“We're making changes to enhance the valuable pedestrian space that we already have throughout the city,” said Commissioner Sadik-Khan. “Even lifelong New Yorkers aren’t aware that some of these places exist, hidden within buildings in the densest part of the city. These enhancements will tap into these spaces and energize them with foot traffic.”
The six spaces connected by these new crosswalks are part of more than 500 areas citywide known as Privately Owned Public Spaces, which were built near ground level of newly constructed buildings. The spaces that comprise 6 ½ Avenue were created between 1984 and 1990 and include commercial, hotel and residential buildings, with public spaces ranging from open plazas and atria to wide lobbies and enclosed corridors. The new crossings shorten trips eliminating the need for pedestrians to travel back and forth to the main avenues to reach midblock locations. At each crossing the sidewalks were extended using crushed gravel and furnished with benches in some locations, further establishing them as pedestrian areas. Adjacent property owners will clean the newly enlarged pedestrian areas, with the businesses maintaining planters and benches.

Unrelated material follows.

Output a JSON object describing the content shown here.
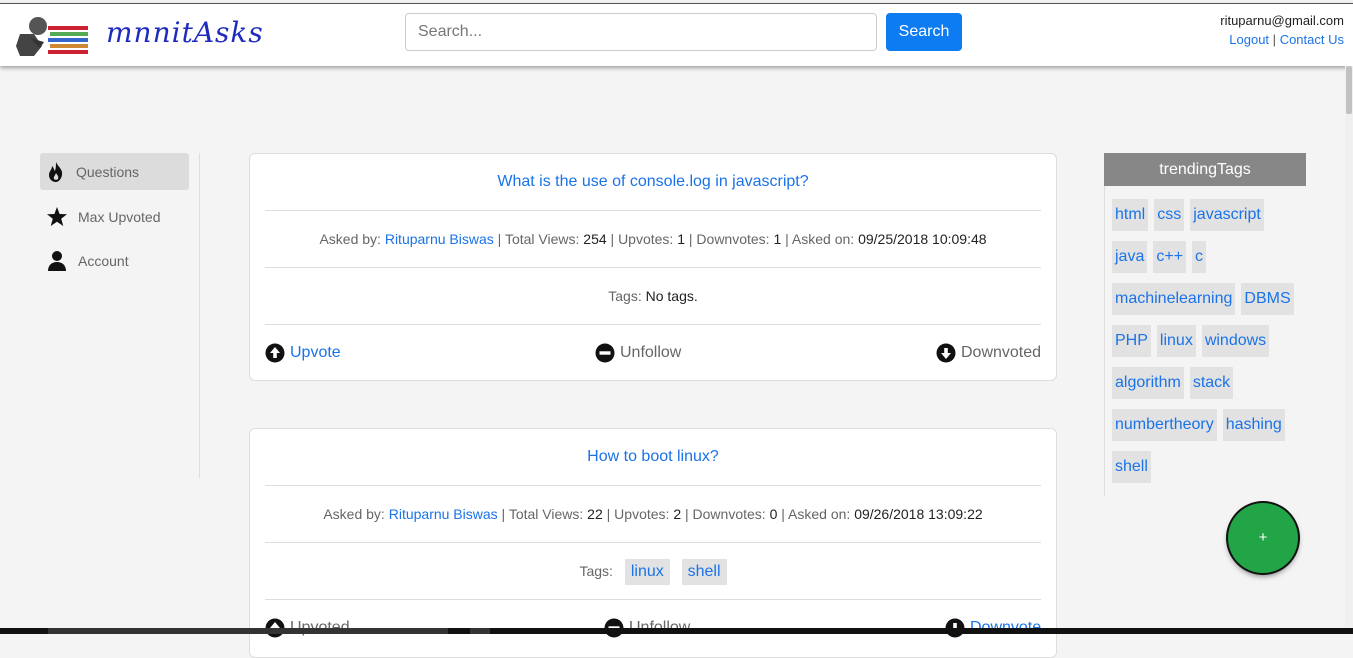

In 2011, Manhattan's Community Board 5 requested that DOT study the possibility of pedestrian crosswalks to link these disconnected spaces. A DOT analysis found up to 1,200 pedestrians an hour already crossing 51st Street alone at midblock without the benefit of crosswalks, passing from between parked trucks and other vehicles. The board overwhelmingly supported the plan earlier this year, which improves visibility and clearly establishes crossings without significantly affecting crosstown traffic.
For more information, visit nyc.gov/dot.